> Work task
Look for the word "label" in the entries and copy each line where it appears.

*** Extracted entries ***

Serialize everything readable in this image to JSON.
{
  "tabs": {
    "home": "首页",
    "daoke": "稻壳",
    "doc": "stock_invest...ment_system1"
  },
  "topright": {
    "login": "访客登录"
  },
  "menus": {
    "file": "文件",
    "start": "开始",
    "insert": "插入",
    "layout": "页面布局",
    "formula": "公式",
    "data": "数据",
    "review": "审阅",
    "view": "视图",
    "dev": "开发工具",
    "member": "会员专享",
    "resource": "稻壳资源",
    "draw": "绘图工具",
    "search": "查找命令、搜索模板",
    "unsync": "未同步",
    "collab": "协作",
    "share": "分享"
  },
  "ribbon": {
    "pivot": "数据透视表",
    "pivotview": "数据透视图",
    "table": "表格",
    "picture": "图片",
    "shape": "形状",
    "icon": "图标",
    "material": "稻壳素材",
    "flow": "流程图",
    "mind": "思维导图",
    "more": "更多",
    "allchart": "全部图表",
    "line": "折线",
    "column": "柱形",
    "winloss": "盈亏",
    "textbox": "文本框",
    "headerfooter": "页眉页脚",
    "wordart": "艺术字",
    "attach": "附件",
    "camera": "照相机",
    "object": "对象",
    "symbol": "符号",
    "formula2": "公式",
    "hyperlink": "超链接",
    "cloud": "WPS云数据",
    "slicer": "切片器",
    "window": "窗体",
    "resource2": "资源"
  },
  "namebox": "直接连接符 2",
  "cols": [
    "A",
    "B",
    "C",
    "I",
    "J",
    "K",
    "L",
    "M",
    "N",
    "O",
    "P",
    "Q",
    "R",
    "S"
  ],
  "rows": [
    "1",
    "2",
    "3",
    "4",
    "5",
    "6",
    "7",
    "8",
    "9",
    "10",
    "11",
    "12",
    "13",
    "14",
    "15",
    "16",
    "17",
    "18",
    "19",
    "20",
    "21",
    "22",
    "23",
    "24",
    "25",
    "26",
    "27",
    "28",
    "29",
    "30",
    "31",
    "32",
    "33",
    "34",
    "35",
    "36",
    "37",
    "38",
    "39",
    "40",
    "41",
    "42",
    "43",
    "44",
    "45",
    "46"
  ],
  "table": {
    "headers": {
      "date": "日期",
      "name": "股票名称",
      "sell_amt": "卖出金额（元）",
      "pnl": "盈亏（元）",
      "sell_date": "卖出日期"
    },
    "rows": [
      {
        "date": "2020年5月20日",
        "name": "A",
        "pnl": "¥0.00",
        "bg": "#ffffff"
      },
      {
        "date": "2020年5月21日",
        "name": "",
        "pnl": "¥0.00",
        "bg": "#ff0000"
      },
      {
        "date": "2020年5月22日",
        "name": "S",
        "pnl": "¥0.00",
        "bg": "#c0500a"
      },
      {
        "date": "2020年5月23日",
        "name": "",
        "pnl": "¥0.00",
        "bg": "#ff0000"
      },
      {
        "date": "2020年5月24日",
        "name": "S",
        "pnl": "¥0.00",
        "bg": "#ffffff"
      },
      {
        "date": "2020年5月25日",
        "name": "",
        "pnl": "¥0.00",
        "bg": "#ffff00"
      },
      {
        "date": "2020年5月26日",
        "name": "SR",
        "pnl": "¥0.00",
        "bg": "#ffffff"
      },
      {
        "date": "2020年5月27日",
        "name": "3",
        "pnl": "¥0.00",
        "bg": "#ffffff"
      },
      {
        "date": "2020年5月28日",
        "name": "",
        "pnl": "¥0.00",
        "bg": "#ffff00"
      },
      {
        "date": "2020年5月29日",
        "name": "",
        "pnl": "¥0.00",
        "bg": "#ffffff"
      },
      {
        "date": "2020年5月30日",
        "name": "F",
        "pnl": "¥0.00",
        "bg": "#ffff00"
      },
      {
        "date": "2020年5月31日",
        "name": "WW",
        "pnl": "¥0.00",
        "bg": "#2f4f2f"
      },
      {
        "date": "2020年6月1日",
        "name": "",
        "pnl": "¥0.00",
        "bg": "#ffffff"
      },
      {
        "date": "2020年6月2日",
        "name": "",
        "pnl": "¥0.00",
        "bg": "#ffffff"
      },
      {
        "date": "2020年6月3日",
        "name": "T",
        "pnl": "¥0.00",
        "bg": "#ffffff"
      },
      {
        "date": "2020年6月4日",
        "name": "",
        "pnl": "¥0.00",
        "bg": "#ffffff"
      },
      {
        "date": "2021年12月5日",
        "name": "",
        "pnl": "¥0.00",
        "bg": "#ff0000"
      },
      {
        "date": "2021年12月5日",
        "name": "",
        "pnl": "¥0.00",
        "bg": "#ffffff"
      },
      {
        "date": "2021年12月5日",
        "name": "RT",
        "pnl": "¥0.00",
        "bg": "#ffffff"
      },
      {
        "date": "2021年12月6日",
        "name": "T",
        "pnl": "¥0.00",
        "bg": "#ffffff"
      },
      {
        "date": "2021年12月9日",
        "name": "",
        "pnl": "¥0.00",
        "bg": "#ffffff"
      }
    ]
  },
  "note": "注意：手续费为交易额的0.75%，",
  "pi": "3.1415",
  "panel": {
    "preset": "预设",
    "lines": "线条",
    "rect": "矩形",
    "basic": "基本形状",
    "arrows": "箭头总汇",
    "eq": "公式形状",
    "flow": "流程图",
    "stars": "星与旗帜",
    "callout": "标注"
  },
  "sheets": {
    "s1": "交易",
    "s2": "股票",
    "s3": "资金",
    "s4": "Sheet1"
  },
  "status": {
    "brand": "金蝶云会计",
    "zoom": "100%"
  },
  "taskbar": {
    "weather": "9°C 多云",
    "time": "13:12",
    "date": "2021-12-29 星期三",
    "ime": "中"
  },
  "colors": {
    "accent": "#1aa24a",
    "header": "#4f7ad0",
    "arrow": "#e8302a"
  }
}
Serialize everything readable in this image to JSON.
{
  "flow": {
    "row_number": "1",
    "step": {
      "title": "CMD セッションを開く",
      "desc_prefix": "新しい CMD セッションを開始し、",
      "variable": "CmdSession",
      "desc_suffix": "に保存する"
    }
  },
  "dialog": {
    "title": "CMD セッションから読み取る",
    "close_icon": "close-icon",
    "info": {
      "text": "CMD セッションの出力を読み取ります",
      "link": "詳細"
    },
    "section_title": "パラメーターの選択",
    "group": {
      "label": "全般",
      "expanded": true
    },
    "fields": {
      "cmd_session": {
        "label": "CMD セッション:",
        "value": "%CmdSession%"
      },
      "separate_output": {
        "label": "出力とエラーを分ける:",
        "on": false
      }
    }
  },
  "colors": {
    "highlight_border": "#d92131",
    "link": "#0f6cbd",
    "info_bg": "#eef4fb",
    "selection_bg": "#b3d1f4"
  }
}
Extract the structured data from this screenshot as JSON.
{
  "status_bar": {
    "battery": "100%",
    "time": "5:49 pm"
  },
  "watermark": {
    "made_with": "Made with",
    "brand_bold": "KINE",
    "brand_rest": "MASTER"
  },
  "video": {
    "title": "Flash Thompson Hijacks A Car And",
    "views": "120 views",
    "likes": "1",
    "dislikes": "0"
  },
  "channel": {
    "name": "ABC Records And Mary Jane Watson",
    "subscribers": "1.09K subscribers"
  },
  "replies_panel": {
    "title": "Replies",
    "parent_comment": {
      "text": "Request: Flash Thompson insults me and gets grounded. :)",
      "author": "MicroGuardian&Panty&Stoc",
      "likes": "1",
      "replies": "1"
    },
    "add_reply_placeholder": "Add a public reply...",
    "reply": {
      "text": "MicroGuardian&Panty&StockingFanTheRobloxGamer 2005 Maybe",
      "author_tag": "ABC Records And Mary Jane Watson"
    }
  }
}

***

> Result for this exercise
      "label": "全般",
        "label": "CMD セッション:",
        "label": "出力とエラーを分ける:",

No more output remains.